|"Football is football. Kids are competitive. They want to win,'' said Tom Lamb, retired Natick High School coach, now an assistant coach for English High in Boston. (Boston Globe/File2005)|
Natick’s Tom Lamb lends his savvy to English High
It didn’t take Tom Lamb long to begin thinking about a return to coaching.
After retiring as varsity football coach and athletic director at Natick High School following the 2009 season, he kept busy working for College Planning Strategies. He traveled to high schools across the state, helping student-athletes and their parents choose the best college fit.
Recovered from back problems and pneumonia, Lamb felt better last year than he had in some time. A thought kept crossing his mind: Why not get back on the sidelines, in a low-key way? He worked at a few football clinics with youngsters in the inner city.
“When I was coaching at Northeastern,’’ as offensive coordinator under Barry Gallup, he said, “I got to know the city and high school coaches real well.’’
Brighton High coach Timo Philip asked Lamb to come to practice.
“He’d say, ‘What do you think of this?’ I was hanging around sticking my nose in somewhere,’’ said Lamb.
He began attending practices at Brighton, English High, and other schools in the city, asking the head coaches whether there was anything he could do to help. Carry water. Tape ankles. Paint the goal posts.
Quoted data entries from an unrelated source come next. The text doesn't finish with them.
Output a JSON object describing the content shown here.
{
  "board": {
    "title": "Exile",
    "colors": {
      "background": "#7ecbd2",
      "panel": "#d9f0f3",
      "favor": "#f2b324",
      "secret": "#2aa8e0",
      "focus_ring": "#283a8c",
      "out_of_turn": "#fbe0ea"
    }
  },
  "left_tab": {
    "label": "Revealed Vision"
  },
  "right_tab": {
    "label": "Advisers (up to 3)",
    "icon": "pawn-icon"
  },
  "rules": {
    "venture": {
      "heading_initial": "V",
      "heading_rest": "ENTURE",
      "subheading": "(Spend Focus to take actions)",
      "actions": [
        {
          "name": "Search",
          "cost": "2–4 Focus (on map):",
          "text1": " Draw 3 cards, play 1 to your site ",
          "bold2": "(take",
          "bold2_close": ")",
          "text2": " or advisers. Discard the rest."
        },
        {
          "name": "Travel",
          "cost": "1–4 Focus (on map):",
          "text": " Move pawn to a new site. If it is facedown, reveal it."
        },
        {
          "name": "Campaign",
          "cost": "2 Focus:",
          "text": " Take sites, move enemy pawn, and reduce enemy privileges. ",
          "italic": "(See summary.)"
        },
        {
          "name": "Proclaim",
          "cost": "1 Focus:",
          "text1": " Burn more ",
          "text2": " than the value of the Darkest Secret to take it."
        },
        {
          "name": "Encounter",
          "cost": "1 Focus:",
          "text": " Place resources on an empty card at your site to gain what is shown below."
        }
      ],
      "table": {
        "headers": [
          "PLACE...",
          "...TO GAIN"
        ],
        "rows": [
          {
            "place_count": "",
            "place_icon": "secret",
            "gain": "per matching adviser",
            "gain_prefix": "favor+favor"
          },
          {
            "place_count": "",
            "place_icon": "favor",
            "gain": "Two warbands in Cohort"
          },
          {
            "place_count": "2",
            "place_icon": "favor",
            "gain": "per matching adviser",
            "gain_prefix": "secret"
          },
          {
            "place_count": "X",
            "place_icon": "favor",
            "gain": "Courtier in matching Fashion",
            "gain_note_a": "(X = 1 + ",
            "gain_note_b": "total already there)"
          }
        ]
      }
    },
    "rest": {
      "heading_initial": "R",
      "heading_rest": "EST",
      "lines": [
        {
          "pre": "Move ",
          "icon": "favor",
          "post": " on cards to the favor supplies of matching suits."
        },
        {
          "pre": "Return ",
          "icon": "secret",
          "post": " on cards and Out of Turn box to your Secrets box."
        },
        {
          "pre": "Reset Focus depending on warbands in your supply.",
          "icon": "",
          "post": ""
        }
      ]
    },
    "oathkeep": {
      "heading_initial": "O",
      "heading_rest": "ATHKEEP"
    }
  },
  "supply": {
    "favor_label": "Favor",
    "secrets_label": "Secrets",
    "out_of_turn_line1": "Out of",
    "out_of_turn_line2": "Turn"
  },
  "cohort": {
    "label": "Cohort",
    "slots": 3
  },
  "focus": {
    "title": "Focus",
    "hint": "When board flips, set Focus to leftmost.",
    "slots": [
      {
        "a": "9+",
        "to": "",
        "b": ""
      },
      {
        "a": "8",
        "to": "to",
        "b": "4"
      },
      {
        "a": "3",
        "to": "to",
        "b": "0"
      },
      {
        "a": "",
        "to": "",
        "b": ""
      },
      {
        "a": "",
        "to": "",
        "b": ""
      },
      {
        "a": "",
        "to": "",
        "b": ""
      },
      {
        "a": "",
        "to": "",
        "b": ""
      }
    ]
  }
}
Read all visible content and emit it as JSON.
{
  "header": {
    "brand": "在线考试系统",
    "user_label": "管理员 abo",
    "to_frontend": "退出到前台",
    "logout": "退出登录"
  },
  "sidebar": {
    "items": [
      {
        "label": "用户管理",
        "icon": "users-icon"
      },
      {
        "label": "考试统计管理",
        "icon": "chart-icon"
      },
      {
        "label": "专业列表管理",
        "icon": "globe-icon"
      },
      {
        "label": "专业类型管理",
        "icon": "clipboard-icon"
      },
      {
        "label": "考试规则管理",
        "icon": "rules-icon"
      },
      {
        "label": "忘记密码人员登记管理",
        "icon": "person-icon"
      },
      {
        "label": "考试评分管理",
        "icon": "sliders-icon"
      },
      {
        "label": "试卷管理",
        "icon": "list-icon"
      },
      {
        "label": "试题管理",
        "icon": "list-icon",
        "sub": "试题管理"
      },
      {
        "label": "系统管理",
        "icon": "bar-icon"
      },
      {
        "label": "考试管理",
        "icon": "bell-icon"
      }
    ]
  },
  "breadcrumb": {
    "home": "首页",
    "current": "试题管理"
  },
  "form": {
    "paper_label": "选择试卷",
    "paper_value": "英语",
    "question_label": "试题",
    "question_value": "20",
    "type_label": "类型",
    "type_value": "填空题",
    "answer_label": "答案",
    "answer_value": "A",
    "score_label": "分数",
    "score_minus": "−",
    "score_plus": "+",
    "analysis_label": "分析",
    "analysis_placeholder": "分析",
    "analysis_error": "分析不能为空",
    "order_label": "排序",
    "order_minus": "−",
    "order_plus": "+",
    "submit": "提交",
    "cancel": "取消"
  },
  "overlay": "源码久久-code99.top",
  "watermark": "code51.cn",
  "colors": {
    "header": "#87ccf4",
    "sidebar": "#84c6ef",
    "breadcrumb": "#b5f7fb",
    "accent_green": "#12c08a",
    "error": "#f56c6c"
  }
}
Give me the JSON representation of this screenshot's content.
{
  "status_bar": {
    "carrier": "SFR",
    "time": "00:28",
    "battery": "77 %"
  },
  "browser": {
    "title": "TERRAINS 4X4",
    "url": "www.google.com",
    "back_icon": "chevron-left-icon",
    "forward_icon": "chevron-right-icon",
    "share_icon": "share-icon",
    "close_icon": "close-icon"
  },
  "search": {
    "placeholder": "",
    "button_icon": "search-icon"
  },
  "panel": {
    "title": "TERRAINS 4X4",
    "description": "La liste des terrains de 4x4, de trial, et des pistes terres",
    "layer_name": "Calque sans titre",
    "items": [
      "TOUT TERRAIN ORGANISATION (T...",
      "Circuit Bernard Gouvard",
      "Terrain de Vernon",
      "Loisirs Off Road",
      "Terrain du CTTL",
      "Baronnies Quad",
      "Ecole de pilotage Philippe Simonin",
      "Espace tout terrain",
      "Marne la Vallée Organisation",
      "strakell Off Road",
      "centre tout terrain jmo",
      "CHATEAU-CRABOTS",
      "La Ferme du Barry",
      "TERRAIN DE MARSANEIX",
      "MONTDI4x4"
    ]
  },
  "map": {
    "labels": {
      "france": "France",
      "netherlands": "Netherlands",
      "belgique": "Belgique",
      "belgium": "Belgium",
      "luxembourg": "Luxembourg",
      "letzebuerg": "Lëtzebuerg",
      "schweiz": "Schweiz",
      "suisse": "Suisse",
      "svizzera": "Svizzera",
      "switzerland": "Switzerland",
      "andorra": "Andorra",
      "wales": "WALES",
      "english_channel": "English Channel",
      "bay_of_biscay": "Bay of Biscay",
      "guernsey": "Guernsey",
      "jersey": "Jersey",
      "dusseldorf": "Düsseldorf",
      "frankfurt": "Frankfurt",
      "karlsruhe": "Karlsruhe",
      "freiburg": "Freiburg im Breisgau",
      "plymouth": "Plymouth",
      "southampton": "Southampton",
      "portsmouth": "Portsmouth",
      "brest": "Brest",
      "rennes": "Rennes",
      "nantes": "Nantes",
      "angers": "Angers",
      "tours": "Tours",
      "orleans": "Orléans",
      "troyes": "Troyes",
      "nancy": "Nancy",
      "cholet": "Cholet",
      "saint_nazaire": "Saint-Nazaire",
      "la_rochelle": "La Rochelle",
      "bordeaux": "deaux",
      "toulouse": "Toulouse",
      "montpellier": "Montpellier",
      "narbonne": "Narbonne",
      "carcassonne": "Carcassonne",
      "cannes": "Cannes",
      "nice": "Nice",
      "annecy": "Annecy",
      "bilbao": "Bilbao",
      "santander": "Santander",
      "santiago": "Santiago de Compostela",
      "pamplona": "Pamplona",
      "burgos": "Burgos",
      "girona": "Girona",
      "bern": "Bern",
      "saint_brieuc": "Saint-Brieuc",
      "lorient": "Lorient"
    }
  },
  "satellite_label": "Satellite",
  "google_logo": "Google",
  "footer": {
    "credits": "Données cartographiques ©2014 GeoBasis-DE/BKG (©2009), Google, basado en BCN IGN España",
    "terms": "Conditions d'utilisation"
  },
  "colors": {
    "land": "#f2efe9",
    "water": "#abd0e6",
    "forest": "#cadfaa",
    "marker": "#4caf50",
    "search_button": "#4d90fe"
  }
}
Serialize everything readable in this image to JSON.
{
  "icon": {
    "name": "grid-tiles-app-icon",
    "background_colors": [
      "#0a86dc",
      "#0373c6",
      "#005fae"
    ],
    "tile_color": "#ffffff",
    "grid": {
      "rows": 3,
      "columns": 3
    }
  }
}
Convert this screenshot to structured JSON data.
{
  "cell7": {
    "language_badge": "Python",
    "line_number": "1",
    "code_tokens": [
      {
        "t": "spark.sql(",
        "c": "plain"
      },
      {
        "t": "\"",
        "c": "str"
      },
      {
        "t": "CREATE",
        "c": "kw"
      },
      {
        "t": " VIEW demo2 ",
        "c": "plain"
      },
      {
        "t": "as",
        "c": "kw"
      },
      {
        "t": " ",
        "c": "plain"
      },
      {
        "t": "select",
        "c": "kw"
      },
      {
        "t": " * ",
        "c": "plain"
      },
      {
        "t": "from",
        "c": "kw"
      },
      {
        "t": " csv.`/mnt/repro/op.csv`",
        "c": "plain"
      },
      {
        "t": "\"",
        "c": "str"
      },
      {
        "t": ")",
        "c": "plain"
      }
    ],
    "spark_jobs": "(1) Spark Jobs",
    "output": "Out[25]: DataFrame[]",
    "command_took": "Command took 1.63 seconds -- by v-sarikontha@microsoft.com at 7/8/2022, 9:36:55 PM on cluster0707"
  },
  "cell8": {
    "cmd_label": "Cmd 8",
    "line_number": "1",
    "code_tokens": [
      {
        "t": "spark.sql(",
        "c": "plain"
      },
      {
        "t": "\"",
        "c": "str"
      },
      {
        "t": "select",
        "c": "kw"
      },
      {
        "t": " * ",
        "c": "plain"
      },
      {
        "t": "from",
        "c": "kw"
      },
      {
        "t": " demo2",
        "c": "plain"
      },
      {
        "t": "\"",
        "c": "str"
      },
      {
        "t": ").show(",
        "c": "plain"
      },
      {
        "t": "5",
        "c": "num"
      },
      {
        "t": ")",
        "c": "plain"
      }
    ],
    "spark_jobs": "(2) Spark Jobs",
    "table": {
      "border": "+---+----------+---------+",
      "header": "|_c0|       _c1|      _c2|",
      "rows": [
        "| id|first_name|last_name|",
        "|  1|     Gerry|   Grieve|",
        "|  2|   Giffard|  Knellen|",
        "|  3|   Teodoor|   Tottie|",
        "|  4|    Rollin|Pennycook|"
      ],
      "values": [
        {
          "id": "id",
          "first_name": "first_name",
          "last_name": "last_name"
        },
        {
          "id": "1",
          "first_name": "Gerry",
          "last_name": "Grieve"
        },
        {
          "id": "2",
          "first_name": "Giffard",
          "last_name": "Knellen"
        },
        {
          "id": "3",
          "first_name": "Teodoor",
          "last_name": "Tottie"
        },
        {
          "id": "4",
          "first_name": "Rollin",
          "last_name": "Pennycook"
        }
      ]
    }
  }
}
Lamb was a little uncomfortable at first. “I felt I was in the way more than I was helping,’’ he said.
And being an itinerant adviser frustrated him. He would be helping a player one day, then be at a different school the next. He thought it would be better to stay at one school and work with the same players consistently.
“After 40 years in coaching, I felt I could watch practice’’ and help a team, he said, “because it’s day in, day out.’’ A member of the Massachusetts High School Football Coaches Hall of Fame, he compiled a 248-65-2 mark at Natick and Norwood, winning four Super Bowls.
He told Ken Still, the athletic director of Boston’s public high schools, “if anyone needs help, anywhere, let me know.’’
And that’s how Lamb became an assistant at English High in Jamaica Plain.
“I’ve known Tom since he was at Natick the first time,’’ said Still. “He just said, ‘I’m here to help any way I can.’ There’s a kindness about him.’’
Lamb also is acquainted with Chris Boswell, in his second year as English’s head football coach.
Fielding just 14 players, English was winless last season, and did not score an offensive touchdown.
“We’re in the twenties now,’’ said Lamb, who works mainly with the offense. Boswell sent out 300 postcards encouraging students to come out for the team.
Lamb pointed out that “the kids have a really big challenge’’ just structuring their day in order to play football.
“Some of them have to take two or three buses, and we’re not talking about school buses,’’ he said. “There are issues getting to practice and home from practice.”
Another problem is the lack of freshman teams in the Boston school system. “We have some really young kids that come to the varsity,’’ said Lamb. “It’s stressful for them.’’
At Lamb’s former school, Natick, the freshman team has 38 players, and the varsity, 84.
English won its season opener by forfeit when Jeremiah Burke High couldn’t field a team.
According to Still, most of the city schools can afford to pay just three coaches. Any additional coaches would have to be paid through fund-raising efforts, or serve as volunteers.
The Natick-to-English transition is a different world for Lamb, he said, but “football is football. Kids are competitive. They want to win.’’
Lamb doesn’t know how long he’ll be doing this. He’ll take it year by year. For now, “I think it’s working out,’’ he said.
English takes on Brighton tomorrow night at White Stadium.